* _WHAT IS BEING ASKED_
State the number of lines in the material below that contain the word "soledad", without any other text.

* _DATA_
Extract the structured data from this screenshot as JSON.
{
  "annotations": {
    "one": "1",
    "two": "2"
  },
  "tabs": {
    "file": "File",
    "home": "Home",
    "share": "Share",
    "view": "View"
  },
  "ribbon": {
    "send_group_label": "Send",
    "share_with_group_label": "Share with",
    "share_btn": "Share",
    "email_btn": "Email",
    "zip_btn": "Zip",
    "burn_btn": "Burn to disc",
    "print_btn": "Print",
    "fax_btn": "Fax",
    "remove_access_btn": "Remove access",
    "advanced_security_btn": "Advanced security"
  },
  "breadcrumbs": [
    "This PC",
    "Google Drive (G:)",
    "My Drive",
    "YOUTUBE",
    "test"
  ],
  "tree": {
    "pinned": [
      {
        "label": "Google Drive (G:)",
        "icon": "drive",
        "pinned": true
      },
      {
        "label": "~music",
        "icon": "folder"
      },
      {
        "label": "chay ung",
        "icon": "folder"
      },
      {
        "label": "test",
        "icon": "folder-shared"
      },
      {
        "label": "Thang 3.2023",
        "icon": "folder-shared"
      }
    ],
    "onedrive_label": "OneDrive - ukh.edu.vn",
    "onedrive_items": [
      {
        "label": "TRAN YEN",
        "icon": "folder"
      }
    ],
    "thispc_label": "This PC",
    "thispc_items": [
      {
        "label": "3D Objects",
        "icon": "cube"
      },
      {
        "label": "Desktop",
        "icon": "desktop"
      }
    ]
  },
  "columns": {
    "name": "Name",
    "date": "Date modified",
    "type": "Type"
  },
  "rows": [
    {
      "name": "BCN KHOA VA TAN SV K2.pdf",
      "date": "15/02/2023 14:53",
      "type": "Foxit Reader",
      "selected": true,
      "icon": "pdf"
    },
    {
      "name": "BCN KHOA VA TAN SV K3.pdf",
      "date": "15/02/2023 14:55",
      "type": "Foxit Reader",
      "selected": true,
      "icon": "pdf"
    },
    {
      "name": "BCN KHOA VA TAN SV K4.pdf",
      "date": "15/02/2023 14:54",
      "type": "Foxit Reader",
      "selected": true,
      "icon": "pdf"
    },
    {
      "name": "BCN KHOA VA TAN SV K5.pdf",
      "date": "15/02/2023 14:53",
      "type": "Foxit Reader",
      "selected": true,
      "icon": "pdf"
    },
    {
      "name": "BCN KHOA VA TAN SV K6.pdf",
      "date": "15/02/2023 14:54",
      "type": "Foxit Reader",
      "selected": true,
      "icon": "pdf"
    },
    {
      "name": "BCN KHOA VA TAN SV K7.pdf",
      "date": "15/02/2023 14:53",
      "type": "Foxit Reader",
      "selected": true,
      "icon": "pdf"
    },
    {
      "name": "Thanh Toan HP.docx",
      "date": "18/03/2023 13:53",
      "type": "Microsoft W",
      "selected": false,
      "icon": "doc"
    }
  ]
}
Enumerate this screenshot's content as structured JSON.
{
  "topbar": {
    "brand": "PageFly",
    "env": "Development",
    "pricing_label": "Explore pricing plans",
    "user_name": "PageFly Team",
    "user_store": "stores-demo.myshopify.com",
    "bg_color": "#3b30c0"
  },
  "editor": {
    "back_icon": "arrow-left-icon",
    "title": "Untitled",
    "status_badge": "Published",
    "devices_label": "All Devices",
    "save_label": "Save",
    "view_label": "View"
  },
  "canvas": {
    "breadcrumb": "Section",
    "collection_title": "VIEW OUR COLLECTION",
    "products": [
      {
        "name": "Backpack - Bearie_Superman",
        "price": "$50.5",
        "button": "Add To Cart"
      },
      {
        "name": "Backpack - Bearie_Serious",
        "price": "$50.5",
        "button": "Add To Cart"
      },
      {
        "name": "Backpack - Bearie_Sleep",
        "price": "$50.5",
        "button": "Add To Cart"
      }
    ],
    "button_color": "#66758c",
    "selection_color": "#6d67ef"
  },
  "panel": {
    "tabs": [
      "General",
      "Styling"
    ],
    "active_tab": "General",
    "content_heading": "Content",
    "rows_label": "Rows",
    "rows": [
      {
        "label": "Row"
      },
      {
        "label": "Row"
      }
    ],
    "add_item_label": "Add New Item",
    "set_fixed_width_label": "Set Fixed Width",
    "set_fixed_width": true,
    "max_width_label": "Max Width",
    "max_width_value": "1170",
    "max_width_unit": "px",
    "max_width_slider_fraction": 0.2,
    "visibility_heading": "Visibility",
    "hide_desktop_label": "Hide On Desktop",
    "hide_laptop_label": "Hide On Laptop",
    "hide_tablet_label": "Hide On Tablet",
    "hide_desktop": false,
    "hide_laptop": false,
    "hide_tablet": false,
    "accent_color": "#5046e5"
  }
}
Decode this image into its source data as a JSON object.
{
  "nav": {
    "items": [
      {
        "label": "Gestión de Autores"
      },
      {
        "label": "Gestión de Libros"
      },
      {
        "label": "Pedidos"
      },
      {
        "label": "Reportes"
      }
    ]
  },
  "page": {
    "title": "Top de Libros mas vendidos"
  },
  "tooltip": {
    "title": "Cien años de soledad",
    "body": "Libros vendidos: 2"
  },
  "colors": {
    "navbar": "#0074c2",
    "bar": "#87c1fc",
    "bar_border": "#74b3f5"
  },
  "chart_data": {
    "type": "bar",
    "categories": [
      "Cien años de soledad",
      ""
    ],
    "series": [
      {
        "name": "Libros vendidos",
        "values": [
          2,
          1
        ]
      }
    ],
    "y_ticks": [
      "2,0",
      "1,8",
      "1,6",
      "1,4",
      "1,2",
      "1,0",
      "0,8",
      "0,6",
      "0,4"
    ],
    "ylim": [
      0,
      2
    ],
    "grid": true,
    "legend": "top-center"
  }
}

* _RESPONSE TO THIS TASK_
2